The Moving Average (MA) is a technical indicator that shows the average value of a security’s price over a set period. These averages are usually used to measure momentum and define areas of possible support and resistance. This is one of the oldest technical modern indicators and the most often used indicator in technical analysis.
We could distinguish four different types of moving averages – Simple, (or Arithmetic), Exponential, Smoothed and Linear Weighted. This indicator could be calculated for any sequential data set, including opening and closing prices, highest and lowest prices, trading volume or any other indicator. A common practice is to use double moving averages.
The difference between all these four types of indicators, is when weight coefficients that are assigned to the latest data, are different. If we have simple moving average then all prices of the time period in question, are equal in value. Exponential and and Linear Weighted Averages attach more value to the latest prices.
The usual way to interpret the price moving average is to compare its dynamics to the price action. When the instrument price rises over its moving average, we see a buy signal. Analogically, if the price falls under its moving average, a sell signal appears.

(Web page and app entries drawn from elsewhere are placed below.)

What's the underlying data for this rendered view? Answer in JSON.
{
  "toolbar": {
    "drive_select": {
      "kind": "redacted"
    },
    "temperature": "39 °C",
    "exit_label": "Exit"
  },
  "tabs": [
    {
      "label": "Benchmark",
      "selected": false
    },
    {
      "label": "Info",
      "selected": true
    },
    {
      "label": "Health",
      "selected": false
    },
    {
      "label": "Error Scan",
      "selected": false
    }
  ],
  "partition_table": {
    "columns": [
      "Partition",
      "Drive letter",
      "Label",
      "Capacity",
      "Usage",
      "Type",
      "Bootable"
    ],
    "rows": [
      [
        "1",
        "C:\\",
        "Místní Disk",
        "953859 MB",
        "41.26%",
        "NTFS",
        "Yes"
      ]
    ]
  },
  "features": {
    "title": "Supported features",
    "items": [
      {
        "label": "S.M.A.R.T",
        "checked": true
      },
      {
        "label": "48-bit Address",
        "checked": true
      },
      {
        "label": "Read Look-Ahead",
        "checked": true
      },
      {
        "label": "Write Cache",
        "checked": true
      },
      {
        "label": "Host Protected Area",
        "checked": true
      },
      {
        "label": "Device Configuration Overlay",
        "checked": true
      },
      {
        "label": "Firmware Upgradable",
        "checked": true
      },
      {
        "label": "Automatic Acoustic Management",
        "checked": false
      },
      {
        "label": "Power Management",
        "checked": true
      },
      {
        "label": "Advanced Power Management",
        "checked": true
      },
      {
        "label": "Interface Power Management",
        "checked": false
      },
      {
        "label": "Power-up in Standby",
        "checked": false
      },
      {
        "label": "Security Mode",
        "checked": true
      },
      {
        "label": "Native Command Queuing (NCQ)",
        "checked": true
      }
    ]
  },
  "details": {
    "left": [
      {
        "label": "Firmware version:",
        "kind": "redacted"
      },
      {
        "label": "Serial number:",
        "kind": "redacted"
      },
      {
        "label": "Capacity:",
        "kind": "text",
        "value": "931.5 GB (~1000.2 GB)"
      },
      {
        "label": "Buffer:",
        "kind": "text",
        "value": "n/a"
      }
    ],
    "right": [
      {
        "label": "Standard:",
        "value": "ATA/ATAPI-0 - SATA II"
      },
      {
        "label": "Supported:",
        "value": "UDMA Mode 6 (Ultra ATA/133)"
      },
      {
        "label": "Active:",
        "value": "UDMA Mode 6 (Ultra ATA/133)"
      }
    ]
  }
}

Besides, the moving average may be attached to other indicators. That is where the interpretation of this indicator resembles the interpretation of price moving averages – if the indicator rises over its moving average, that means that the ascending indicator movement will probably continue, and if the indicator falls under its moving average, this will be a signal that it may continue in downward direction.